On the other hand, South Korea, New Zealand, Iceland, Australia, and Hong Kong immediately implemented aggressive, rapid, widespread, even drive-through COVID-19 testing. The result is that the death rate in these jurisdictions was just one per cent of what it was in countries that did not implement the same measures.
Widespread, rapid viral testing should be a right, not a privilege, guaranteed by all countries to their citizens.
4. Test before travel
Viruses can now spread around the world at the speed of sound in passenger jets. COVID-19 spread quickly around the world, in large part due to air travel. If governments had done nothing to limit travel or movement in 2020, COVID-19 would have spread around the world in six weeks and killed 40 million in eight weeks.

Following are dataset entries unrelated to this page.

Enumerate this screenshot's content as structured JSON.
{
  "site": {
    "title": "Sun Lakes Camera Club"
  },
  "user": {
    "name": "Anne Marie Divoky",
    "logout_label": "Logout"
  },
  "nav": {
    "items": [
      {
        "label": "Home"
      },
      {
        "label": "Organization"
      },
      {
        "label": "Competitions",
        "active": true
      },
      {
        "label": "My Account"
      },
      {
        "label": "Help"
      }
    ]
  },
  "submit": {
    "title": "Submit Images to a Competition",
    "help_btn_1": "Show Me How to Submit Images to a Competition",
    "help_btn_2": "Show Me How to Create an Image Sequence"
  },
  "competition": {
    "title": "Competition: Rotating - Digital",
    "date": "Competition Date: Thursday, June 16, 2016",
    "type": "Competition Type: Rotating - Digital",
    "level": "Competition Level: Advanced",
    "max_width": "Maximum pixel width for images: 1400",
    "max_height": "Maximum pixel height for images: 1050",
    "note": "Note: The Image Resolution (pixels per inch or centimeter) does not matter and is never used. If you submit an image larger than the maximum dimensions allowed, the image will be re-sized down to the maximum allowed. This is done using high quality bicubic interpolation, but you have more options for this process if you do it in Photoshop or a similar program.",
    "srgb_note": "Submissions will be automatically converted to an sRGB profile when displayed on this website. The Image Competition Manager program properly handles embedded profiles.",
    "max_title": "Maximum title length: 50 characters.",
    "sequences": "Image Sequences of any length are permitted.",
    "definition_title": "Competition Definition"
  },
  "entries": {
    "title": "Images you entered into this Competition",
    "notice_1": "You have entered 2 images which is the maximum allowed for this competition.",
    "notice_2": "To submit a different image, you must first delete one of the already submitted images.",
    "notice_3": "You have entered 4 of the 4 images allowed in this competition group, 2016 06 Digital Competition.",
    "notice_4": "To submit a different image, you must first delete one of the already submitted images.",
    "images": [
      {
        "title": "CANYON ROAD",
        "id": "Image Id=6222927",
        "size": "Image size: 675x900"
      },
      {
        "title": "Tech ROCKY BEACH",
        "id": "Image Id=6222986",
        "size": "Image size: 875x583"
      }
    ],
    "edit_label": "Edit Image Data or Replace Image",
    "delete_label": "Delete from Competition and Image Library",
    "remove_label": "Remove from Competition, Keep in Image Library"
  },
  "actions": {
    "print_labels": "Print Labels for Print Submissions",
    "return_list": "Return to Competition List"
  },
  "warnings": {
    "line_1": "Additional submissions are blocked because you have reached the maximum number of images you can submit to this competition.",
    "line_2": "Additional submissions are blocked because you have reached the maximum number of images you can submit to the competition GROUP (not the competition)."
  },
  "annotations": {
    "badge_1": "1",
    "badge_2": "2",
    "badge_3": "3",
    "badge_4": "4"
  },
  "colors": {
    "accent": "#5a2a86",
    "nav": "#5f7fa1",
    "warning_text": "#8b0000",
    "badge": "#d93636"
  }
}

If we want to stop the spread of viruses at their source, we need to implement walk-through thermal fever scanning for all departing and arriving passengers in international airports, international train stations, and cruise ship ports.
The purpose of thermal fever scanning is not to prevent the start of an epidemic, but to help prevent its spread. Most viral diseases, such as the flu, COVID-19, and SARS, lead to visible symptoms—the most telling of which is a fever.
While not as accurate as DNA testing, taking someone’s temperature certainly indicates if they have a fever and are likely sick with a bacterial or viral disease. Infrared or thermal scanning can measure a person’s temperature in less than a second. Thermal scanning is painless and harmless and can now be done en masse via walk-through thermal fever scanners.
China implemented walk-through fever scanning in many of its international airports as a result of the SARS epidemic in 2003. Individuals with fevers are flagged, given a free check-up, and then a medically informed decision is made to determine the best course of action.
Airplanes, airports, and cruise ships were the main reason why COVID-19 spread so quickly and so widely around the world. The only way to reduce viral spread and the speed with which it can spread is to implement monitoring within the international transportation systems that contributed most to its spread.
There is no doubt there are other measures that can help prevent pandemics, from mobile phone apps for contact tracing to electronic permission slips to wearing masks at all times. But these are not easily implemented nor are they particularly enforceable.
The ideas proposed here are easy to implement, and they are enforceable. Furthermore, they are relatively inexpensive, and they do not place the responsibility upon everyone, but on a select few.
To prevent the next pandemic, we need to adjust our thinking and approach to issues such as wildlife markets, farming, and testing. And it is better that we do so sooner rather than later.
David Wishart is a professor in the Department of Biological Sciences, Department of Computing Science and Department of Laboratory Medicine and Pathology who has been conducting research on viruses for more than 25 years.